⟨

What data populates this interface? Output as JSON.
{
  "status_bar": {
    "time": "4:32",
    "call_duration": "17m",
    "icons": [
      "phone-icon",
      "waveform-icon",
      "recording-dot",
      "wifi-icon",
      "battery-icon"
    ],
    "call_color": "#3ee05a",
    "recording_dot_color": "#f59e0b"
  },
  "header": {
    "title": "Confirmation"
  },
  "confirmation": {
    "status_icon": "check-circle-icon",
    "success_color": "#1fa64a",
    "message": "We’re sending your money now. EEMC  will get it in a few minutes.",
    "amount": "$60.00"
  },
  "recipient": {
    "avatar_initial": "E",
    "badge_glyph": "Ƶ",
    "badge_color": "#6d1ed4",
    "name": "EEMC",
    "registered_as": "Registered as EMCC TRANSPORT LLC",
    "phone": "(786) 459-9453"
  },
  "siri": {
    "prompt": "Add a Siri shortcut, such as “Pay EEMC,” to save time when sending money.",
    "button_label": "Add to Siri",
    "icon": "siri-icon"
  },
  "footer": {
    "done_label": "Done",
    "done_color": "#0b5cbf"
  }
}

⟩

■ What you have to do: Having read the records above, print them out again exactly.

■ Completed task:
What data populates this interface? Output as JSON.
{
  "status_bar": {
    "time": "4:32",
    "call_duration": "17m",
    "icons": [
      "phone-icon",
      "waveform-icon",
      "recording-dot",
      "wifi-icon",
      "battery-icon"
    ],
    "call_color": "#3ee05a",
    "recording_dot_color": "#f59e0b"
  },
  "header": {
    "title": "Confirmation"
  },
  "confirmation": {
    "status_icon": "check-circle-icon",
    "success_color": "#1fa64a",
    "message": "We’re sending your money now. EEMC  will get it in a few minutes.",
    "amount": "$60.00"
  },
  "recipient": {
    "avatar_initial": "E",
    "badge_glyph": "Ƶ",
    "badge_color": "#6d1ed4",
    "name": "EEMC",
    "registered_as": "Registered as EMCC TRANSPORT LLC",
    "phone": "(786) 459-9453"
  },
  "siri": {
    "prompt": "Add a Siri shortcut, such as “Pay EEMC,” to save time when sending money.",
    "button_label": "Add to Siri",
    "icon": "siri-icon"
  },
  "footer": {
    "done_label": "Done",
    "done_color": "#0b5cbf"
  }
}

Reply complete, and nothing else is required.